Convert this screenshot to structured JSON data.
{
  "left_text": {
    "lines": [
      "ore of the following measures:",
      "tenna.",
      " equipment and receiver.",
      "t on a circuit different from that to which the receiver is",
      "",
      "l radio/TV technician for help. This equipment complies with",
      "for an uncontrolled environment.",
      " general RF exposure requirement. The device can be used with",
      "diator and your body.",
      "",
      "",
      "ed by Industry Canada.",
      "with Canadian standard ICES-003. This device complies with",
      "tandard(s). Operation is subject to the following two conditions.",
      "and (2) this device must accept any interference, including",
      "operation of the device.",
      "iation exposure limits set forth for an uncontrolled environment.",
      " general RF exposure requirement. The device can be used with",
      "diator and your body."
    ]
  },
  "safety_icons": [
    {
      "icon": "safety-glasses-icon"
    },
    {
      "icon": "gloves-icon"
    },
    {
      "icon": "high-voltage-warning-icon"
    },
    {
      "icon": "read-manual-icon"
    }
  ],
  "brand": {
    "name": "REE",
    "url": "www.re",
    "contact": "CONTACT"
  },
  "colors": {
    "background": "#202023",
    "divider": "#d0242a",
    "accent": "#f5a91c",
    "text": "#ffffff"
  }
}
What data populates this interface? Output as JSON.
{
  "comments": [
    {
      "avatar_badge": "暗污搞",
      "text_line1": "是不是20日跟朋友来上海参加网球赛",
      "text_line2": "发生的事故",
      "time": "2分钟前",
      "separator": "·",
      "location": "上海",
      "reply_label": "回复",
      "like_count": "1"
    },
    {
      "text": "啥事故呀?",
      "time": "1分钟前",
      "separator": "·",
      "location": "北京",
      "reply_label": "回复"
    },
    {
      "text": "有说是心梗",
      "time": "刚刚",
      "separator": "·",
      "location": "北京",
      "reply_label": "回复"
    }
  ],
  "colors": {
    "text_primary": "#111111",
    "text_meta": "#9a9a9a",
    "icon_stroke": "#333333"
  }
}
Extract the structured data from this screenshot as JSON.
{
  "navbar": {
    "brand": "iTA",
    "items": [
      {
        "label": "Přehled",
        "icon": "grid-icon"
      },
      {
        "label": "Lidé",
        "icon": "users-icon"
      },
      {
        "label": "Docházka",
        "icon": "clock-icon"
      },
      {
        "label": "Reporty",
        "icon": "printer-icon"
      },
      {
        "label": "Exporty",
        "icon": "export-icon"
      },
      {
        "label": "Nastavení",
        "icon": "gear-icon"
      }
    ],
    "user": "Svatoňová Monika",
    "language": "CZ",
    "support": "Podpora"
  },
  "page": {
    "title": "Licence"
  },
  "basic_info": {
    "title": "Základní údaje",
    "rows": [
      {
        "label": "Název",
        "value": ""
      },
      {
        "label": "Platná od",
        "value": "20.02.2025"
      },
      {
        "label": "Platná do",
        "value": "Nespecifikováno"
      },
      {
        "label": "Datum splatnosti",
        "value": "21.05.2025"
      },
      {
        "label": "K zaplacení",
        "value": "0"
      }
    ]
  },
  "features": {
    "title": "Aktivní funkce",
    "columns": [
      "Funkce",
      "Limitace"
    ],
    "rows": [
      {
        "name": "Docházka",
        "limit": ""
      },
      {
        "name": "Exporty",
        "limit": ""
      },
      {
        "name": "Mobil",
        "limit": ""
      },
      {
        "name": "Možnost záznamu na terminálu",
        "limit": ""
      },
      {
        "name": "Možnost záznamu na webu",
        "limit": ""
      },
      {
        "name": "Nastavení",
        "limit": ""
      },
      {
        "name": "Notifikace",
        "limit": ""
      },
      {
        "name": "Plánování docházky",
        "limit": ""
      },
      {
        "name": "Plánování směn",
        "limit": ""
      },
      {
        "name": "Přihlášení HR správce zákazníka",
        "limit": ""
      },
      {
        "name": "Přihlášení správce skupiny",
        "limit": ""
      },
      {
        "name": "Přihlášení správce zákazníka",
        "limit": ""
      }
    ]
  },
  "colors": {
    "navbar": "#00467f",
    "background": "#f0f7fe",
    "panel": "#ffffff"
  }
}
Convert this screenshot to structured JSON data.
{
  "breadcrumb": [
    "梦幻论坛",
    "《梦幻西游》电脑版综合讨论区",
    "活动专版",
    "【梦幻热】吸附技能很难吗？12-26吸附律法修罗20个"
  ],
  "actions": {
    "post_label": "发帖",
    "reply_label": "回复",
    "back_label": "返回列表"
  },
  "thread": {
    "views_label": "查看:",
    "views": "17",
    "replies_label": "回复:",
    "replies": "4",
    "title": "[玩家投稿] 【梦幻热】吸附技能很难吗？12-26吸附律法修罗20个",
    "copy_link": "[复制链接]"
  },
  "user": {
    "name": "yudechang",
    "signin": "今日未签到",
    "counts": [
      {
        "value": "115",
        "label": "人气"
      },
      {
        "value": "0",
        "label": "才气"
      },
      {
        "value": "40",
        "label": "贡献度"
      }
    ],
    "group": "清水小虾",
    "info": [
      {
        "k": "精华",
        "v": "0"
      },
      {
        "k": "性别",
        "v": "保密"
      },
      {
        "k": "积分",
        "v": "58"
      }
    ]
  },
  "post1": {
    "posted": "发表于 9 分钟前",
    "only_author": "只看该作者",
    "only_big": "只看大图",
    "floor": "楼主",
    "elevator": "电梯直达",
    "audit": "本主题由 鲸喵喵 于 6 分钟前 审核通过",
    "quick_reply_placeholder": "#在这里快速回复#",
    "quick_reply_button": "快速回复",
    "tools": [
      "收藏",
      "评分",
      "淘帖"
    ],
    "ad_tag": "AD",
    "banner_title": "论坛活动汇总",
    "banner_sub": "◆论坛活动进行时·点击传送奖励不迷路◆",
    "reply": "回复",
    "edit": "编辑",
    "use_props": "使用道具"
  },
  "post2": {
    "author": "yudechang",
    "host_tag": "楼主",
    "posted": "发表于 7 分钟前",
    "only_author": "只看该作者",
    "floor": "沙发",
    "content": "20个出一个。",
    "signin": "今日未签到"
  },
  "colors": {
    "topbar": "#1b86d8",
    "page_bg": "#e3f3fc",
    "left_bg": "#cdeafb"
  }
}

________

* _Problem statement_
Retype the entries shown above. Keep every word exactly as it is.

* _Answer space_
Convert this screenshot to structured JSON data.
{
  "left_text": {
    "lines": [
      "ore of the following measures:",
      "tenna.",
      " equipment and receiver.",
      "t on a circuit different from that to which the receiver is",
      "",
      "l radio/TV technician for help. This equipment complies with",
      "for an uncontrolled environment.",
      " general RF exposure requirement. The device can be used with",
      "diator and your body.",
      "",
      "",
      "ed by Industry Canada.",
      "with Canadian standard ICES-003. This device complies with",
      "tandard(s). Operation is subject to the following two conditions.",
      "and (2) this device must accept any interference, including",
      "operation of the device.",
      "iation exposure limits set forth for an uncontrolled environment.",
      " general RF exposure requirement. The device can be used with",
      "diator and your body."
    ]
  },
  "safety_icons": [
    {
      "icon": "safety-glasses-icon"
    },
    {
      "icon": "gloves-icon"
    },
    {
      "icon": "high-voltage-warning-icon"
    },
    {
      "icon": "read-manual-icon"
    }
  ],
  "brand": {
    "name": "REE",
    "url": "www.re",
    "contact": "CONTACT"
  },
  "colors": {
    "background": "#202023",
    "divider": "#d0242a",
    "accent": "#f5a91c",
    "text": "#ffffff"
  }
}
What data populates this interface? Output as JSON.
{
  "comments": [
    {
      "avatar_badge": "暗污搞",
      "text_line1": "是不是20日跟朋友来上海参加网球赛",
      "text_line2": "发生的事故",
      "time": "2分钟前",
      "separator": "·",
      "location": "上海",
      "reply_label": "回复",
      "like_count": "1"
    },
    {
      "text": "啥事故呀?",
      "time": "1分钟前",
      "separator": "·",
      "location": "北京",
      "reply_label": "回复"
    },
    {
      "text": "有说是心梗",
      "time": "刚刚",
      "separator": "·",
      "location": "北京",
      "reply_label": "回复"
    }
  ],
  "colors": {
    "text_primary": "#111111",
    "text_meta": "#9a9a9a",
    "icon_stroke": "#333333"
  }
}
Extract the structured data from this screenshot as JSON.
{
  "navbar": {
    "brand": "iTA",
    "items": [
      {
        "label": "Přehled",
        "icon": "grid-icon"
      },
      {
        "label": "Lidé",
        "icon": "users-icon"
      },
      {
        "label": "Docházka",
        "icon": "clock-icon"
      },
      {
        "label": "Reporty",
        "icon": "printer-icon"
      },
      {
        "label": "Exporty",
        "icon": "export-icon"
      },
      {
        "label": "Nastavení",
        "icon": "gear-icon"
      }
    ],
    "user": "Svatoňová Monika",
    "language": "CZ",
    "support": "Podpora"
  },
  "page": {
    "title": "Licence"
  },
  "basic_info": {
    "title": "Základní údaje",
    "rows": [
      {
        "label": "Název",
        "value": ""
      },
      {
        "label": "Platná od",
        "value": "20.02.2025"
      },
      {
        "label": "Platná do",
        "value": "Nespecifikováno"
      },
      {
        "label": "Datum splatnosti",
        "value": "21.05.2025"
      },
      {
        "label": "K zaplacení",
        "value": "0"
      }
    ]
  },
  "features": {
    "title": "Aktivní funkce",
    "columns": [
      "Funkce",
      "Limitace"
    ],
    "rows": [
      {
        "name": "Docházka",
        "limit": ""
      },
      {
        "name": "Exporty",
        "limit": ""
      },
      {
        "name": "Mobil",
        "limit": ""
      },
      {
        "name": "Možnost záznamu na terminálu",
        "limit": ""
      },
      {
        "name": "Možnost záznamu na webu",
        "limit": ""
      },
      {
        "name": "Nastavení",
        "limit": ""
      },
      {
        "name": "Notifikace",
        "limit": ""
      },
      {
        "name": "Plánování docházky",
        "limit": ""
      },
      {
        "name": "Plánování směn",
        "limit": ""
      },
      {
        "name": "Přihlášení HR správce zákazníka",
        "limit": ""
      },
      {
        "name": "Přihlášení správce skupiny",
        "limit": ""
      },
      {
        "name": "Přihlášení správce zákazníka",
        "limit": ""
      }
    ]
  },
  "colors": {
    "navbar": "#00467f",
    "background": "#f0f7fe",
    "panel": "#ffffff"
  }
}
Convert this screenshot to structured JSON data.
{
  "breadcrumb": [
    "梦幻论坛",
    "《梦幻西游》电脑版综合讨论区",
    "活动专版",
    "【梦幻热】吸附技能很难吗？12-26吸附律法修罗20个"
  ],
  "actions": {
    "post_label": "发帖",
    "reply_label": "回复",
    "back_label": "返回列表"
  },
  "thread": {
    "views_label": "查看:",
    "views": "17",
    "replies_label": "回复:",
    "replies": "4",
    "title": "[玩家投稿] 【梦幻热】吸附技能很难吗？12-26吸附律法修罗20个",
    "copy_link": "[复制链接]"
  },
  "user": {
    "name": "yudechang",
    "signin": "今日未签到",
    "counts": [
      {
        "value": "115",
        "label": "人气"
      },
      {
        "value": "0",
        "label": "才气"
      },
      {
        "value": "40",
        "label": "贡献度"
      }
    ],
    "group": "清水小虾",
    "info": [
      {
        "k": "精华",
        "v": "0"
      },
      {
        "k": "性别",
        "v": "保密"
      },
      {
        "k": "积分",
        "v": "58"
      }
    ]
  },
  "post1": {
    "posted": "发表于 9 分钟前",
    "only_author": "只看该作者",
    "only_big": "只看大图",
    "floor": "楼主",
    "elevator": "电梯直达",
    "audit": "本主题由 鲸喵喵 于 6 分钟前 审核通过",
    "quick_reply_placeholder": "#在这里快速回复#",
    "quick_reply_button": "快速回复",
    "tools": [
      "收藏",
      "评分",
      "淘帖"
    ],
    "ad_tag": "AD",
    "banner_title": "论坛活动汇总",
    "banner_sub": "◆论坛活动进行时·点击传送奖励不迷路◆",
    "reply": "回复",
    "edit": "编辑",
    "use_props": "使用道具"
  },
  "post2": {
    "author": "yudechang",
    "host_tag": "楼主",
    "posted": "发表于 7 分钟前",
    "only_author": "只看该作者",
    "floor": "沙发",
    "content": "20个出一个。",
    "signin": "今日未签到"
  },
  "colors": {
    "topbar": "#1b86d8",
    "page_bg": "#e3f3fc",
    "left_bg": "#cdeafb"
  }
}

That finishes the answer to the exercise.